                1. Saute sliced button mushrooms, sliced garlic, olive oil, and sliced hot vinegar peppers. There is one *huge* caveat though. You need to use *hot* vinegar peppers to really enhance the otherwise somewhat bland flavor of the button mushrooms. Problem is, the capsaicin (or pepper irritant, I guess) released into the air while cooking can be unbearable. The reward of the completed dish is certainly worth the few minutes of breathing discomfort. Just remember to open a window or door, that's all.

                  1. I find that even the button mushrooms have a lot of mushroom flavor when they are put in a pan with just a touch of butter (or just spray oil) and salt sprinkled. Keep over medium heat, moving occasionally. Add rough chopped garlic. The shrooms will start to release moisture, keep going till they are starting to brown. Pepper heavily and eat. You really get the mushroom smell this way, and without all the moisture, there is not the slime factor some object to.

                    Also baked stuffed mushrooms. Anything goes, but I like a protein like sausage and some good melty cheese. Bread crumbs are often used as a binder, but I find a get a purer taste without it.

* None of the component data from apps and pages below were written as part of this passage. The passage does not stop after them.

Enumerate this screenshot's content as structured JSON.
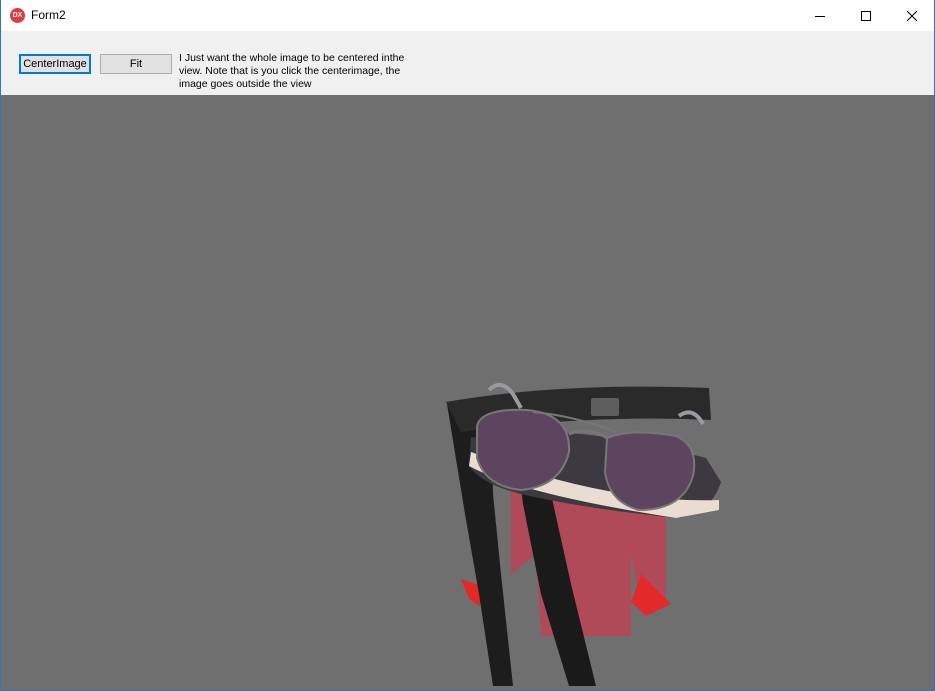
{
  "window": {
    "title": "Form2",
    "app_icon_label": "DX",
    "controls": {
      "minimize": "minimize",
      "maximize": "maximize",
      "close": "close"
    }
  },
  "toolbar": {
    "center_image_label": "CenterImage",
    "fit_label": "Fit",
    "note": "I Just want the whole image to be centered inthe view. Note that is you click the centerimage, the image goes outside the view"
  },
  "viewport": {
    "background_color": "#6f6f6f"
  }
}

                    1. In "Italian Feast", Antonio Carluccio gives a good recipe for mushroom sauce for polenta.

                      Soak 25g dried porcini in 150ml tepid water for 20 minutes. Save the water.

                      Fry a sprig of rosemary and garlic clove in olive oil for a few seconds. Add 400g fresh mushrooms (chopped in bite-sized pieces) and the porcini and fry gently for 15 minutes. Then add 4 tablespoons passata (or polpa di pomodora) and a table spoon of tomato puree. Cook very gently for another 15 minutes.

                      If it looked like it was getting too thick, I'd throw in a splash or two of wine.

                      Works fine with either "wet" or "dry" polenta.

                      2 Replies
                        1. re: maxandcoco

                          Oven roasted shitakes are out of this world good. The edges actually get crispy.

                          Morels love leeks and goat cheese. Once I made a chicken dish with really good chard (whole cluster pressed earthy stuff, NOT Cali chard), leeks, & morels. I don't usually care for poultry, and I thought it was sublime.

                      1. I love mushroom risotto, cooked with thyme, wine/sherry, and homemade chicken broth. For a bit of a crunch, I also add baby asparagus to the dish...yummy!